Task details:
Copy out every record below, word for word.

Recorded data:
=== Section Start ===

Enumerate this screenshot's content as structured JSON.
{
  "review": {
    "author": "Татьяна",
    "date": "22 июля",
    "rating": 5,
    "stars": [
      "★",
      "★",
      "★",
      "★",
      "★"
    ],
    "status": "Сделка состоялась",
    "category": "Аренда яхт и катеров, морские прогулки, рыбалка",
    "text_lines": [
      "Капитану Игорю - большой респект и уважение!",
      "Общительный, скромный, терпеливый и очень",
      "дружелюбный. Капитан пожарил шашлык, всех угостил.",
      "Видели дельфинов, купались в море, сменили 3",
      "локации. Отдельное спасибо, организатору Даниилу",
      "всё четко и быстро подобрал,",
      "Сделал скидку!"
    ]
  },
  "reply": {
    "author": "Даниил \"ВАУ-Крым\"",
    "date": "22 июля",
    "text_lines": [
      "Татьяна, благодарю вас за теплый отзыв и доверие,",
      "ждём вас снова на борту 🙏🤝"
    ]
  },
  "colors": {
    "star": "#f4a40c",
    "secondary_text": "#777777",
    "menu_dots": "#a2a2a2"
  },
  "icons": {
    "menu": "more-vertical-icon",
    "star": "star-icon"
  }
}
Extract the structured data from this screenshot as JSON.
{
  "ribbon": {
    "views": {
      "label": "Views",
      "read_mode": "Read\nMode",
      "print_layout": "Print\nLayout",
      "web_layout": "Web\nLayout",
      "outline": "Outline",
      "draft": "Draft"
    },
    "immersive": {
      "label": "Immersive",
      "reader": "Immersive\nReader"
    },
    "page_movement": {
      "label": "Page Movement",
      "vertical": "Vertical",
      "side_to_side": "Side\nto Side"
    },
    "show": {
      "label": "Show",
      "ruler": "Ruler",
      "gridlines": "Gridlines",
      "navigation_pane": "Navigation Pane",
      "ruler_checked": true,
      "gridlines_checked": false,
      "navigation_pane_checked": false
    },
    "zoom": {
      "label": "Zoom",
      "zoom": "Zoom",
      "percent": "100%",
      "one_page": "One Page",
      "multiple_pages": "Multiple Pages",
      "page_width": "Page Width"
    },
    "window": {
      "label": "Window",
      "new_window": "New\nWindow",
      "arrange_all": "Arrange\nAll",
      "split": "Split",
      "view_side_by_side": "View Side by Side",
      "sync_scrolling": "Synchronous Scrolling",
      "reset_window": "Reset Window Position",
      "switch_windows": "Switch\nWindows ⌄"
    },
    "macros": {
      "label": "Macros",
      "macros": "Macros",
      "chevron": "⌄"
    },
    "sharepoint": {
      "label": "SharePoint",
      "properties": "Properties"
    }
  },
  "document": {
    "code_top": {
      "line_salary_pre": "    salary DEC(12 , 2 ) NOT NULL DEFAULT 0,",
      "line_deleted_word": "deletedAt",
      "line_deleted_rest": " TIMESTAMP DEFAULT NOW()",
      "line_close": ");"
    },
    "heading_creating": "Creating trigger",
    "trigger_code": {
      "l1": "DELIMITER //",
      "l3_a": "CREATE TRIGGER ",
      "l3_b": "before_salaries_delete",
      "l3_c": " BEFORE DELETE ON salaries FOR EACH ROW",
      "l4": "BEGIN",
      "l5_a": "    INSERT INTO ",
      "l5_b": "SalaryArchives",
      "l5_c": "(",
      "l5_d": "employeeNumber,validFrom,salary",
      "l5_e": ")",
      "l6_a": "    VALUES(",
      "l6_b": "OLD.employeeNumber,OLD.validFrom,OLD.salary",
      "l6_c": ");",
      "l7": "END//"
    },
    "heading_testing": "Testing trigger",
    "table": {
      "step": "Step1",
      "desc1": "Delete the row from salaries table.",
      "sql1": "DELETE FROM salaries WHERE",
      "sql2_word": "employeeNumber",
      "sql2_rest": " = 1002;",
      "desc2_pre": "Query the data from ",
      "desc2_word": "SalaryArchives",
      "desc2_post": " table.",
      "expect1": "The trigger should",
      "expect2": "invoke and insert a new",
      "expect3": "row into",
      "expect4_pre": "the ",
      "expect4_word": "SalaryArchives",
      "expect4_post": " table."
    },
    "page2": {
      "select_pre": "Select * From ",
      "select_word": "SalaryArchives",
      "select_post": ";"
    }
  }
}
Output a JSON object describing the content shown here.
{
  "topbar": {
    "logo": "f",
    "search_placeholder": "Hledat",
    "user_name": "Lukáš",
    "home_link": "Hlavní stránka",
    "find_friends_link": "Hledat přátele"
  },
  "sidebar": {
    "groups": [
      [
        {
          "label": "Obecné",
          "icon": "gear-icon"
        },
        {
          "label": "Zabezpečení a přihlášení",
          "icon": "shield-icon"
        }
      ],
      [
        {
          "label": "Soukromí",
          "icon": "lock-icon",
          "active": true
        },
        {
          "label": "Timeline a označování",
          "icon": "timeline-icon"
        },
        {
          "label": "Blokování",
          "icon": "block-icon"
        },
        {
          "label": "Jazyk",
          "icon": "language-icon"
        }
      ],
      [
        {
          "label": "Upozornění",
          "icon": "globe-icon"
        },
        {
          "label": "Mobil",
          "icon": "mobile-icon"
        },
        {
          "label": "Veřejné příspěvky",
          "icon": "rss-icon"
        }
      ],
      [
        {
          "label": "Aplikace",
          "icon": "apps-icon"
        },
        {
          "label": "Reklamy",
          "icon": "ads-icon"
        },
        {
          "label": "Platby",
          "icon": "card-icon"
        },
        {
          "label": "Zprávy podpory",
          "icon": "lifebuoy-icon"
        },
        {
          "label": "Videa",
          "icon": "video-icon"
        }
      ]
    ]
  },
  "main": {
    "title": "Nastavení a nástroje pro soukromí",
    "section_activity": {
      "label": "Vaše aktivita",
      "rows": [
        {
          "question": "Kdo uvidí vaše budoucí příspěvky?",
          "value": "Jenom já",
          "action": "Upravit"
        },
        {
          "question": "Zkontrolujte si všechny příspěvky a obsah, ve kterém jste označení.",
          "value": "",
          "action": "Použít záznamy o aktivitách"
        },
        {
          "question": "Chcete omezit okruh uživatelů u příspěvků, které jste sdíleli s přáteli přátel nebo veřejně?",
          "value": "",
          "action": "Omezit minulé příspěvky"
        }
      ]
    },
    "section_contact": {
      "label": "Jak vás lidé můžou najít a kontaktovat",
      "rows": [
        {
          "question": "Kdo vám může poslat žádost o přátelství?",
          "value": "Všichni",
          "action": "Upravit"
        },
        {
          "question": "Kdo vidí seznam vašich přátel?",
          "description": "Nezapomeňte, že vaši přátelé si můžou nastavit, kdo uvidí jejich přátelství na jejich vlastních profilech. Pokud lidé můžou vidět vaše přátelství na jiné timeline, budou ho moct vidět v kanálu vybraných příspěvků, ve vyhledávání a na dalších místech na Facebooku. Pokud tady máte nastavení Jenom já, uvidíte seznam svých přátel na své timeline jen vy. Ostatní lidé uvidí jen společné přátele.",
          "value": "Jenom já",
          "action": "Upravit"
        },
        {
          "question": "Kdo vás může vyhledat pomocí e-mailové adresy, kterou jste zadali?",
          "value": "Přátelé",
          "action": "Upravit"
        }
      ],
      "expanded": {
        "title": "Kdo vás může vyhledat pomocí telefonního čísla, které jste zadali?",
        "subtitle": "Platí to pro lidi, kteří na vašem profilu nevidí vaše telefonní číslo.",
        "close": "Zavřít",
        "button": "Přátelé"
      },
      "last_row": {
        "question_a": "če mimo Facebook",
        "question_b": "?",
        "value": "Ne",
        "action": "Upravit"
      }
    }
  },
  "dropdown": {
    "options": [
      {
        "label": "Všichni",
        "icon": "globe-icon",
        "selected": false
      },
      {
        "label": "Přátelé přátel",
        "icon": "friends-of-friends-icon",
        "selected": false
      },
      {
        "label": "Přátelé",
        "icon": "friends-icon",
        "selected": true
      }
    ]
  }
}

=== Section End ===

Expected answer:
Enumerate this screenshot's content as structured JSON.
{
  "review": {
    "author": "Татьяна",
    "date": "22 июля",
    "rating": 5,
    "stars": [
      "★",
      "★",
      "★",
      "★",
      "★"
    ],
    "status": "Сделка состоялась",
    "category": "Аренда яхт и катеров, морские прогулки, рыбалка",
    "text_lines": [
      "Капитану Игорю - большой респект и уважение!",
      "Общительный, скромный, терпеливый и очень",
      "дружелюбный. Капитан пожарил шашлык, всех угостил.",
      "Видели дельфинов, купались в море, сменили 3",
      "локации. Отдельное спасибо, организатору Даниилу",
      "всё четко и быстро подобрал,",
      "Сделал скидку!"
    ]
  },
  "reply": {
    "author": "Даниил \"ВАУ-Крым\"",
    "date": "22 июля",
    "text_lines": [
      "Татьяна, благодарю вас за теплый отзыв и доверие,",
      "ждём вас снова на борту 🙏🤝"
    ]
  },
  "colors": {
    "star": "#f4a40c",
    "secondary_text": "#777777",
    "menu_dots": "#a2a2a2"
  },
  "icons": {
    "menu": "more-vertical-icon",
    "star": "star-icon"
  }
}
Extract the structured data from this screenshot as JSON.
{
  "ribbon": {
    "views": {
      "label": "Views",
      "read_mode": "Read\nMode",
      "print_layout": "Print\nLayout",
      "web_layout": "Web\nLayout",
      "outline": "Outline",
      "draft": "Draft"
    },
    "immersive": {
      "label": "Immersive",
      "reader": "Immersive\nReader"
    },
    "page_movement": {
      "label": "Page Movement",
      "vertical": "Vertical",
      "side_to_side": "Side\nto Side"
    },
    "show": {
      "label": "Show",
      "ruler": "Ruler",
      "gridlines": "Gridlines",
      "navigation_pane": "Navigation Pane",
      "ruler_checked": true,
      "gridlines_checked": false,
      "navigation_pane_checked": false
    },
    "zoom": {
      "label": "Zoom",
      "zoom": "Zoom",
      "percent": "100%",
      "one_page": "One Page",
      "multiple_pages": "Multiple Pages",
      "page_width": "Page Width"
    },
    "window": {
      "label": "Window",
      "new_window": "New\nWindow",
      "arrange_all": "Arrange\nAll",
      "split": "Split",
      "view_side_by_side": "View Side by Side",
      "sync_scrolling": "Synchronous Scrolling",
      "reset_window": "Reset Window Position",
      "switch_windows": "Switch\nWindows ⌄"
    },
    "macros": {
      "label": "Macros",
      "macros": "Macros",
      "chevron": "⌄"
    },
    "sharepoint": {
      "label": "SharePoint",
      "properties": "Properties"
    }
  },
  "document": {
    "code_top": {
      "line_salary_pre": "    salary DEC(12 , 2 ) NOT NULL DEFAULT 0,",
      "line_deleted_word": "deletedAt",
      "line_deleted_rest": " TIMESTAMP DEFAULT NOW()",
      "line_close": ");"
    },
    "heading_creating": "Creating trigger",
    "trigger_code": {
      "l1": "DELIMITER //",
      "l3_a": "CREATE TRIGGER ",
      "l3_b": "before_salaries_delete",
      "l3_c": " BEFORE DELETE ON salaries FOR EACH ROW",
      "l4": "BEGIN",
      "l5_a": "    INSERT INTO ",
      "l5_b": "SalaryArchives",
      "l5_c": "(",
      "l5_d": "employeeNumber,validFrom,salary",
      "l5_e": ")",
      "l6_a": "    VALUES(",
      "l6_b": "OLD.employeeNumber,OLD.validFrom,OLD.salary",
      "l6_c": ");",
      "l7": "END//"
    },
    "heading_testing": "Testing trigger",
    "table": {
      "step": "Step1",
      "desc1": "Delete the row from salaries table.",
      "sql1": "DELETE FROM salaries WHERE",
      "sql2_word": "employeeNumber",
      "sql2_rest": " = 1002;",
      "desc2_pre": "Query the data from ",
      "desc2_word": "SalaryArchives",
      "desc2_post": " table.",
      "expect1": "The trigger should",
      "expect2": "invoke and insert a new",
      "expect3": "row into",
      "expect4_pre": "the ",
      "expect4_word": "SalaryArchives",
      "expect4_post": " table."
    },
    "page2": {
      "select_pre": "Select * From ",
      "select_word": "SalaryArchives",
      "select_post": ";"
    }
  }
}
Output a JSON object describing the content shown here.
{
  "topbar": {
    "logo": "f",
    "search_placeholder": "Hledat",
    "user_name": "Lukáš",
    "home_link": "Hlavní stránka",
    "find_friends_link": "Hledat přátele"
  },
  "sidebar": {
    "groups": [
      [
        {
          "label": "Obecné",
          "icon": "gear-icon"
        },
        {
          "label": "Zabezpečení a přihlášení",
          "icon": "shield-icon"
        }
      ],
      [
        {
          "label": "Soukromí",
          "icon": "lock-icon",
          "active": true
        },
        {
          "label": "Timeline a označování",
          "icon": "timeline-icon"
        },
        {
          "label": "Blokování",
          "icon": "block-icon"
        },
        {
          "label": "Jazyk",
          "icon": "language-icon"
        }
      ],
      [
        {
          "label": "Upozornění",
          "icon": "globe-icon"
        },
        {
          "label": "Mobil",
          "icon": "mobile-icon"
        },
        {
          "label": "Veřejné příspěvky",
          "icon": "rss-icon"
        }
      ],
      [
        {
          "label": "Aplikace",
          "icon": "apps-icon"
        },
        {
          "label": "Reklamy",
          "icon": "ads-icon"
        },
        {
          "label": "Platby",
          "icon": "card-icon"
        },
        {
          "label": "Zprávy podpory",
          "icon": "lifebuoy-icon"
        },
        {
          "label": "Videa",
          "icon": "video-icon"
        }
      ]
    ]
  },
  "main": {
    "title": "Nastavení a nástroje pro soukromí",
    "section_activity": {
      "label": "Vaše aktivita",
      "rows": [
        {
          "question": "Kdo uvidí vaše budoucí příspěvky?",
          "value": "Jenom já",
          "action": "Upravit"
        },
        {
          "question": "Zkontrolujte si všechny příspěvky a obsah, ve kterém jste označení.",
          "value": "",
          "action": "Použít záznamy o aktivitách"
        },
        {
          "question": "Chcete omezit okruh uživatelů u příspěvků, které jste sdíleli s přáteli přátel nebo veřejně?",
          "value": "",
          "action": "Omezit minulé příspěvky"
        }
      ]
    },
    "section_contact": {
      "label": "Jak vás lidé můžou najít a kontaktovat",
      "rows": [
        {
          "question": "Kdo vám může poslat žádost o přátelství?",
          "value": "Všichni",
          "action": "Upravit"
        },
        {
          "question": "Kdo vidí seznam vašich přátel?",
          "description": "Nezapomeňte, že vaši přátelé si můžou nastavit, kdo uvidí jejich přátelství na jejich vlastních profilech. Pokud lidé můžou vidět vaše přátelství na jiné timeline, budou ho moct vidět v kanálu vybraných příspěvků, ve vyhledávání a na dalších místech na Facebooku. Pokud tady máte nastavení Jenom já, uvidíte seznam svých přátel na své timeline jen vy. Ostatní lidé uvidí jen společné přátele.",
          "value": "Jenom já",
          "action": "Upravit"
        },
        {
          "question": "Kdo vás může vyhledat pomocí e-mailové adresy, kterou jste zadali?",
          "value": "Přátelé",
          "action": "Upravit"
        }
      ],
      "expanded": {
        "title": "Kdo vás může vyhledat pomocí telefonního čísla, které jste zadali?",
        "subtitle": "Platí to pro lidi, kteří na vašem profilu nevidí vaše telefonní číslo.",
        "close": "Zavřít",
        "button": "Přátelé"
      },
      "last_row": {
        "question_a": "če mimo Facebook",
        "question_b": "?",
        "value": "Ne",
        "action": "Upravit"
      }
    }
  },
  "dropdown": {
    "options": [
      {
        "label": "Všichni",
        "icon": "globe-icon",
        "selected": false
      },
      {
        "label": "Přátelé přátel",
        "icon": "friends-of-friends-icon",
        "selected": false
      },
      {
        "label": "Přátelé",
        "icon": "friends-icon",
        "selected": true
      }
    ]
  }
}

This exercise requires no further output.